New article published on open access licence on Taylor & Francis’ Kōtuitui: New Zealand Journal of Social Sciences Online. In the article, that I co-authored with a team of colleagues at Waipapa Taumata Rau (The University of Auckland), we investigate various perspectives on user-labour in AI training.

Hidden humans: exploring perceptions of user-work and training artificial intelligence in Aotearoa New Zealand
Briony Blackmore, Michelle Thorp, Andrew Tzer-Yeu Chen, Fabio Morreale, Brent Burmester, Elham Bahmanteymouri, Matt Bartlett
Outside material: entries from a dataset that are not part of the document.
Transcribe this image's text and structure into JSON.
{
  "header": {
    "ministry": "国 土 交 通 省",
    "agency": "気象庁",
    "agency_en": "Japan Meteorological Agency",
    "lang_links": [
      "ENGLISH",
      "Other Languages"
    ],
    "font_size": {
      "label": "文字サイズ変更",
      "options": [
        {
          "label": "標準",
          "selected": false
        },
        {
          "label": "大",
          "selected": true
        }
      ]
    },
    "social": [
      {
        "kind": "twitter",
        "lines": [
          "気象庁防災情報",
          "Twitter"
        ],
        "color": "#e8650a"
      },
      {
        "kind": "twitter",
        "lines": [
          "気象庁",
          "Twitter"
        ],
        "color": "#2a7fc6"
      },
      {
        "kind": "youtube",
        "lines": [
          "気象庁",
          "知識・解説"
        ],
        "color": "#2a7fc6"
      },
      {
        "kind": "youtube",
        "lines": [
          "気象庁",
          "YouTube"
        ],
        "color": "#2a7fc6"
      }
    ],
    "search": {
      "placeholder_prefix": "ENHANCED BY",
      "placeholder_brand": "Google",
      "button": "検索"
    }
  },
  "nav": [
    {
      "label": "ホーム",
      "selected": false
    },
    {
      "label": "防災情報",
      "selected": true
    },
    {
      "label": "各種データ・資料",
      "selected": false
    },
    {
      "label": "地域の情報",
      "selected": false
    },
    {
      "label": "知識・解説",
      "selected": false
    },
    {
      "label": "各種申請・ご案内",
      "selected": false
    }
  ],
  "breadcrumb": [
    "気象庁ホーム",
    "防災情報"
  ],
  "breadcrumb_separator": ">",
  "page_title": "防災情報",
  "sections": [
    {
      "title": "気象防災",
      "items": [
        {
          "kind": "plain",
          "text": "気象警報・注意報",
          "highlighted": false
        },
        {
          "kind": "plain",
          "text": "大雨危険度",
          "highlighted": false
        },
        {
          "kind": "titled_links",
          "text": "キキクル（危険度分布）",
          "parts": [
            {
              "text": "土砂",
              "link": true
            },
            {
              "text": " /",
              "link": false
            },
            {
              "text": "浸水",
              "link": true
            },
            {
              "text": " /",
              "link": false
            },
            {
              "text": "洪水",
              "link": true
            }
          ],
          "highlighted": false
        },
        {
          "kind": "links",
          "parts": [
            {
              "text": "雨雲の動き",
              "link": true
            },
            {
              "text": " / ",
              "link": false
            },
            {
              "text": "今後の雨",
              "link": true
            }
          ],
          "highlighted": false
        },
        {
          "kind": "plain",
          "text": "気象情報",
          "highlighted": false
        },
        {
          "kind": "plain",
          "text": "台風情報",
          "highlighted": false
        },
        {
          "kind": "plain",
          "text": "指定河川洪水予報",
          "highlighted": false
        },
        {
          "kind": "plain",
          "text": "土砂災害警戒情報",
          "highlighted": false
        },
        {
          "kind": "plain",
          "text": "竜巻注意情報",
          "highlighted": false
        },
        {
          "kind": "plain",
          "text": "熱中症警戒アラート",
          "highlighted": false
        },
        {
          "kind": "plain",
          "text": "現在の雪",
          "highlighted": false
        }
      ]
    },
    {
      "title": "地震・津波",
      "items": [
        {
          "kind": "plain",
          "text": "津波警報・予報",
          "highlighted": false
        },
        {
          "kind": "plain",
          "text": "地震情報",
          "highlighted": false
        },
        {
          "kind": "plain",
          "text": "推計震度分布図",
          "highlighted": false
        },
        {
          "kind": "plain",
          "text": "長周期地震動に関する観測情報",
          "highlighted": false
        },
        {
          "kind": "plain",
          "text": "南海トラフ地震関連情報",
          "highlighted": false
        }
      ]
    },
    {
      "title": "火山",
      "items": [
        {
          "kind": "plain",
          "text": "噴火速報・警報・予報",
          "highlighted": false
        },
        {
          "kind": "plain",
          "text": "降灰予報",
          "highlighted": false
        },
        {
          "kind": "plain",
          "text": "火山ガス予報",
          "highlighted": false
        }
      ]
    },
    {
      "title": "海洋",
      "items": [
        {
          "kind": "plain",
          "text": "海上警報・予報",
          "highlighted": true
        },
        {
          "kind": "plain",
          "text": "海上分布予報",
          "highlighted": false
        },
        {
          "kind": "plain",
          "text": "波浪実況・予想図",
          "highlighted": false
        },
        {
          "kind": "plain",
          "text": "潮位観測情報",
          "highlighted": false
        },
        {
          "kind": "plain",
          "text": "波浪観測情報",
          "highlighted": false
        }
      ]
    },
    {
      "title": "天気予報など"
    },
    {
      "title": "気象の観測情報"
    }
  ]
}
Artificial intelligence systems require large amounts of data to allow them to learn and achieve high performance. That data is increasingly collected in extractive and exploitative ways, which transfer value and power from individuals to AI system owners. Our research focuses on data that is collected from users of digital platforms, through direct and indirect interaction with those platforms, in ways that are not communicated to users, without consent or compensation. This paper presents our findings from a series of interviews and workshops in the Aotearoa New Zealand context to identify common themes and concerns from a variety of perspectives. Reframing this type of interaction as work or labour brings into view an otherwise unrecognised harm of using this data for training AI systems, and illustrates a new class of exploitative data practices that have become normalised in the digital age. We found that participants particularly emphasised moral or ethical justifications for intervention over financial or economic reasons to act.